Wednesday, May 14, 2008

Funnel Cloud Photo Op

As I write this, New Orleans is under a tornado watch. Fun week. Fun Spring. Let us pray hurricane season is less active.

You know you are in the digital age when you have multiple viewpoints and footage of a tornado striking a community of 12,000 people. My email inbox is literally full of pictures from the storm on St. Simons Island and Darien. I would love to give credit where credit is due, but most of these have come in anonymously as they make the rounds from place to place.

I have no idea who took the pics above, but I've recieved it today from four different people back home. The first one is taken from the Malcolm McKinnon Airport on St. Simons Island, Georgia, looking north by northwest. The next one is looking out over the marsh, probably from Dunbar Point, also looking northwest. These two were taken about the same time from different locations, but you can tell when you look at the shape of the clouds.

Several emails have included this fantastic shot (it is in a sequence that culminates in the large funnel cloud pic above) as the funnel cloud forms over the marshes between mainland Brunswick and St. Simons Island. I'm sure that Islanders will find fish in their yards that weren't put there by human hands.
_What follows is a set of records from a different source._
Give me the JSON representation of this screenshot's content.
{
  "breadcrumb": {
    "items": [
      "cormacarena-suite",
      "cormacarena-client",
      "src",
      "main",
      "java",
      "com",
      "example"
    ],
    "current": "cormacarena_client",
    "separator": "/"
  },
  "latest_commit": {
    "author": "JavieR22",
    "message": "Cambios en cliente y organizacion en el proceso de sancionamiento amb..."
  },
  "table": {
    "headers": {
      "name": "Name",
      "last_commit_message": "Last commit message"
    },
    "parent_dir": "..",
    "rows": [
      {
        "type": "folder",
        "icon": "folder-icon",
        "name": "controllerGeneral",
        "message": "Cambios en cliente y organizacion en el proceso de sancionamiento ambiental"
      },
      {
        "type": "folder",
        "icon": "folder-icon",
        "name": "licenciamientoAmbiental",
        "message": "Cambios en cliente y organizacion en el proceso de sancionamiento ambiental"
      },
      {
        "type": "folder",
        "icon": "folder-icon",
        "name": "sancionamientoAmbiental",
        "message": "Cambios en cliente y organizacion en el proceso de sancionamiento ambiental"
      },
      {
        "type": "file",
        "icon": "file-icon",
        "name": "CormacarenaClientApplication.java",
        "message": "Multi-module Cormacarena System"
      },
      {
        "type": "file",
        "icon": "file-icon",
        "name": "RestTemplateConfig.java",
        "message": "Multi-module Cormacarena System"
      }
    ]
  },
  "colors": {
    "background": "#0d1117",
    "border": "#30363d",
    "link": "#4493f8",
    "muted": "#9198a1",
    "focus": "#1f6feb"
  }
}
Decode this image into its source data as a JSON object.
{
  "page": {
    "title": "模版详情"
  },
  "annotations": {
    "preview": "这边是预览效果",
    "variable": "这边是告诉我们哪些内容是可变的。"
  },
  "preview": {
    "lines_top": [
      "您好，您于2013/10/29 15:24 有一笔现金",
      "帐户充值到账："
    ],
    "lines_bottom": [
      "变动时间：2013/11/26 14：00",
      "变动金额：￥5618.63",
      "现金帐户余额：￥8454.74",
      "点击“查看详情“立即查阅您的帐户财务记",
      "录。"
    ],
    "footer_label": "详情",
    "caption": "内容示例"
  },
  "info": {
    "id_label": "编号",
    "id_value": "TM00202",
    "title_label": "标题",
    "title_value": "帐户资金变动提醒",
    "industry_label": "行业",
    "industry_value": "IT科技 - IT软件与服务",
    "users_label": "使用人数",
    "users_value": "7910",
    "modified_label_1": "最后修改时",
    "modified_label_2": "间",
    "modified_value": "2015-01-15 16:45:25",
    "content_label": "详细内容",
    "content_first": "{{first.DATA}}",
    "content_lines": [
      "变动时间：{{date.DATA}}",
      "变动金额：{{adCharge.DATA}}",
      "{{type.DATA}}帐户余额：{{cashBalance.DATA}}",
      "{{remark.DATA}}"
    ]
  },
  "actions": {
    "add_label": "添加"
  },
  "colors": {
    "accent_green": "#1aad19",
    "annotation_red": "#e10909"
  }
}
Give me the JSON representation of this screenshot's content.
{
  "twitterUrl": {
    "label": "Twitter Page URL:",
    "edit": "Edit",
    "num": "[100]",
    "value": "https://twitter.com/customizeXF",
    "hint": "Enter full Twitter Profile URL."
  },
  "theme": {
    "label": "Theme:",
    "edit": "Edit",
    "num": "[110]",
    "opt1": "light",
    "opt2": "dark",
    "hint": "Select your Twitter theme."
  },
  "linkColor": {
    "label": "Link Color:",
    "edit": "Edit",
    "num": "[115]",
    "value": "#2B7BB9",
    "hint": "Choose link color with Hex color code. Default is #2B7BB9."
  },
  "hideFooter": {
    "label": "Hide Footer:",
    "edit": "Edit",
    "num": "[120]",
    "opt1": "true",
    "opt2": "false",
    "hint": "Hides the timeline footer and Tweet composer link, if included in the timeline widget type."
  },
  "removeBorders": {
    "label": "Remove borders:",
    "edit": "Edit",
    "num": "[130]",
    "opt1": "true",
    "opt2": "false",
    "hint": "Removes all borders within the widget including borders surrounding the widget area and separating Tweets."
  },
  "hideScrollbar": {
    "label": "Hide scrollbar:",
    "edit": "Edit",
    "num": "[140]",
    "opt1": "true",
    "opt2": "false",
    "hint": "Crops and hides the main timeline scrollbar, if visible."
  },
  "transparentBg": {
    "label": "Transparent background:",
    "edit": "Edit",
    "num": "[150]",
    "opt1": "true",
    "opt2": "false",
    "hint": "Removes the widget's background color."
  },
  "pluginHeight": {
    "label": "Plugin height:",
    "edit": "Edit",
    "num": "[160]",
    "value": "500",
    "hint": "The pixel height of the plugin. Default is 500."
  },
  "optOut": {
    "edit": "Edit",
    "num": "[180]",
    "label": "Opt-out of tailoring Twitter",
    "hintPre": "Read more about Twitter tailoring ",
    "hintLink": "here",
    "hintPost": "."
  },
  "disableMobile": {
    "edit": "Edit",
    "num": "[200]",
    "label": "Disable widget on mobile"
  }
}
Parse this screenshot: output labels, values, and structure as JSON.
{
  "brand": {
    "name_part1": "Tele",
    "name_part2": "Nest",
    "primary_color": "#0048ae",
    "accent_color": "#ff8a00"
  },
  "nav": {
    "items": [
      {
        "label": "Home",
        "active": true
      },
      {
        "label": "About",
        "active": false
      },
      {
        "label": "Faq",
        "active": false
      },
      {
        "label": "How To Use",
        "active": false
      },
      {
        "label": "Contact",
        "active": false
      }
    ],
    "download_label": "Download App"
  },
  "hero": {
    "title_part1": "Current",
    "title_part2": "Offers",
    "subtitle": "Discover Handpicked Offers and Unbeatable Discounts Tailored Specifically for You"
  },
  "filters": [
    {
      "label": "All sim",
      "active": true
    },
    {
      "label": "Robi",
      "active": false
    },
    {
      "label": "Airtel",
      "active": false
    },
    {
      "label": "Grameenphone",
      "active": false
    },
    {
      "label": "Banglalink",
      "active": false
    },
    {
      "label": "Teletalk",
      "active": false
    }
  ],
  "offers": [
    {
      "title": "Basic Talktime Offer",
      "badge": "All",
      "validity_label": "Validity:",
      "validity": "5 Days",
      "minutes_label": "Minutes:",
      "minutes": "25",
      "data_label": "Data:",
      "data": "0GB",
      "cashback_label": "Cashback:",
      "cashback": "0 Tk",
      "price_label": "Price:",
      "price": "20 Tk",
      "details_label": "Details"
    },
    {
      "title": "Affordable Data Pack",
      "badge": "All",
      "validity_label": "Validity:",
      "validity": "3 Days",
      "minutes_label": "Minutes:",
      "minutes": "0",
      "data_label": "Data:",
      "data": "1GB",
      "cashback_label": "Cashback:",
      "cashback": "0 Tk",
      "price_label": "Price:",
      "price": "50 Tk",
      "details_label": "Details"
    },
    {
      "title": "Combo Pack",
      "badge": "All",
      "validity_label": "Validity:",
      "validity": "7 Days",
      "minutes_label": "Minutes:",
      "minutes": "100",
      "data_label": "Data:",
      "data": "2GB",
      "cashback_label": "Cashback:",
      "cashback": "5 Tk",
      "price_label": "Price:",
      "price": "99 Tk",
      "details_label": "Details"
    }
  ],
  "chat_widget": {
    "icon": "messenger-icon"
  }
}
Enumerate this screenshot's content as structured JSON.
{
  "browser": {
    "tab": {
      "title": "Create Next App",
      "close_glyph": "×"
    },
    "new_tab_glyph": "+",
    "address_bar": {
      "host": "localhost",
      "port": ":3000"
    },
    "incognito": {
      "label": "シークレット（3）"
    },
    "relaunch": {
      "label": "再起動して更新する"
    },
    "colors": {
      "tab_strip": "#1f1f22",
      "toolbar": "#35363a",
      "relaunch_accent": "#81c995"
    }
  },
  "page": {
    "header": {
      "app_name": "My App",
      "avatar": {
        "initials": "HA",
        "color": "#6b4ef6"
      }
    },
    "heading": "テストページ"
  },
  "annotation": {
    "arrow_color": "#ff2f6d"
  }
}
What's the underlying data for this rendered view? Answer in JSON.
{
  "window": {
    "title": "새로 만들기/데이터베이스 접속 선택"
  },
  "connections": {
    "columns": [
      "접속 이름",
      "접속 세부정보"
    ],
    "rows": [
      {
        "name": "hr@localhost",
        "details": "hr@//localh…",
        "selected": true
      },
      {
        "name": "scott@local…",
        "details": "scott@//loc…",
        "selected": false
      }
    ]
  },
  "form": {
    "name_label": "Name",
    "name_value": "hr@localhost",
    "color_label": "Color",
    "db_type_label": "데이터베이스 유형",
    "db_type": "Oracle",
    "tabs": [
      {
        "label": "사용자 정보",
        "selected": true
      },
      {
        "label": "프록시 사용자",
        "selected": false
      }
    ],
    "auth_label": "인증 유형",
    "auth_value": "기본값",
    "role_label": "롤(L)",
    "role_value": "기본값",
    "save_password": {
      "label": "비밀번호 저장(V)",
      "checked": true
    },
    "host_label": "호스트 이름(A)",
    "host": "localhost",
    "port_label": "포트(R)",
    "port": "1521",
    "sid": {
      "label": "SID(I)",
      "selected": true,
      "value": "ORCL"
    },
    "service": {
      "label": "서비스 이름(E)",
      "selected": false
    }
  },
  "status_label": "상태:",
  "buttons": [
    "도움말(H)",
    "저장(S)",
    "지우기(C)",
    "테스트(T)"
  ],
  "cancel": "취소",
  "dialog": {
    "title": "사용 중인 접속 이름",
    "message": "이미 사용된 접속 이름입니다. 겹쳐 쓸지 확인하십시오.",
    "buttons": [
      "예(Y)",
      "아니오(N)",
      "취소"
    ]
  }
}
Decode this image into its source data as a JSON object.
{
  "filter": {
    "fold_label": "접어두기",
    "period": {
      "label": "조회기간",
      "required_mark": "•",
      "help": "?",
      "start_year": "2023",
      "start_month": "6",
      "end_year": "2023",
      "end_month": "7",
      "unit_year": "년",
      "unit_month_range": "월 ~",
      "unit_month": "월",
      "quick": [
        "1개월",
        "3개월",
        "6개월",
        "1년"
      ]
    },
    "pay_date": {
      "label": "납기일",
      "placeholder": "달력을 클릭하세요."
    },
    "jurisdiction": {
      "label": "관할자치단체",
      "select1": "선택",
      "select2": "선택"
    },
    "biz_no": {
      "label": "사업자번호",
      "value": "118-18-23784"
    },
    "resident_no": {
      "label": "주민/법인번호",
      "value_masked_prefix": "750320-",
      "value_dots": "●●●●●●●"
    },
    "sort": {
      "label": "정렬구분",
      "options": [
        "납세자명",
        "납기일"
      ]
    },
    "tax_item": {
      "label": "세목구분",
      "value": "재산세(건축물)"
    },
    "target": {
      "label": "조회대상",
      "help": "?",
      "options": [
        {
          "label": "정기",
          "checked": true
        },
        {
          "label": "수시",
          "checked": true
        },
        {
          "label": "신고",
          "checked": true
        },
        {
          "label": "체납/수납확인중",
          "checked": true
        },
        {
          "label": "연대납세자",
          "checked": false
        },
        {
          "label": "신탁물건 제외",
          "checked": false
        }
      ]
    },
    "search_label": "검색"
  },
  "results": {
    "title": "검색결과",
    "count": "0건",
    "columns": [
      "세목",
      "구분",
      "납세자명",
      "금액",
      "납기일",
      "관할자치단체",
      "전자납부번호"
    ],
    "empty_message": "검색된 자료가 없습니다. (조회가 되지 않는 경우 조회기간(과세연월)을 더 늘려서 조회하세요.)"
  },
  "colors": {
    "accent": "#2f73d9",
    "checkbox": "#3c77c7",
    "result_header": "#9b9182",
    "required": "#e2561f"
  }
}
Usually pictures from this angle are of wildlife and sunsets, your average postcard image. Betcha these don't make it into the 2009 tour guides.

The next shots come from an email that started with a Catherine McCoy, who I do not know, but who I must share only a few degrees seperation from as her email was forwarded to my inbox. She was out and about as the rain abated, and ended up getting a hold of these pictures from various locations.

Some stories to share: One of my best friends from high school lives in Macon, Georgia these days. Unlike what the folks on the news were saying, Macon isn't really a suburb of Atlanta. Anyone who thinks otherwise is not paying attention to gasoline prices.

Macon, too, was hit hard by storms. His kitchen is apparently somewhere in a nearby lake, and his roof is no longer attached to his house, but didn't go anywhere. This is said to give the impression that his home is talking every time a breeze kicks up. He sounded snarky about it, which means everything is OK with him as far as life and limb and family is concerned. His family, by the way, used to live about a mile from where the next picture was taken.

This one is most likely a picture of the tornado that hit Darien, Georgia. The picture was taken around the Glynco Jetport, not too far from the Federal Law Enforcement Training Center. The view is looking almost due north towards Darien.

This tornado was apparently blowing trees across I-95, hitting several cars in the process. One story is that it launched two motorcyclists into the air from one side of the interstate to the other. Reports indicate that, though shaken up and scratched, "Davidson and Harley were OK." The bikes, not so much. Here's some more property that didn't end up doing well on Mother's Day:

This one is the Gateway Center in Darien. It is a type of public service for young women and their children, some sort of shelter for them. When word came that this place got hit, heards fell as some sort of death toll or casualty figure was expected. Luckily, none appeared hurt. Though the building doesn't appear to have given much shelter, someone was looking out for anyone nearby.

Back on Island City, a family friend's house ended up looking like this. These are giant oak trees, with some Georgia pine added in for good measure, being flung around like so many toys. It just reminds me of the awful power of nature to do what she will. It is our job to pay attention and get out of the way when she goes on a rampage.

Morals of this story: don't get too attached to things, especially if you live on the coast or in tornado alley; pay attention to the weather; keep your insurance up to date and the paperwork somewhere safe; and invest in rapid response and recovery infrastructure. The last picture was taken on the same day of the storms.

Keep a digital camera handy in case something big happens. Cell phone cameras are incredibly useful. And keep your lines of communication open in case everyone in your old hometown needs to contact you about everyone else being safe and sound.

Last two pix courtesy of Tom Wenzka, his bicycle and his cellphone camera.



DADvocate said...

I've never seen a tornado although I was within a couple of miles of one once. It was storming too hard to see that far.

I've always wanted to see one but from a very safe distance/location.

Dante said...

Move to a mid-western plains state for a year or two. You'll see at least one. They happen a lot there and it's easy to spot them miles away thanks to the flat land.

liberalandproud said...

Sure, a tornado looks scary, but I was always more creeped out by the weird green/amber sky right before the storm (I spent a summer in Nebraska).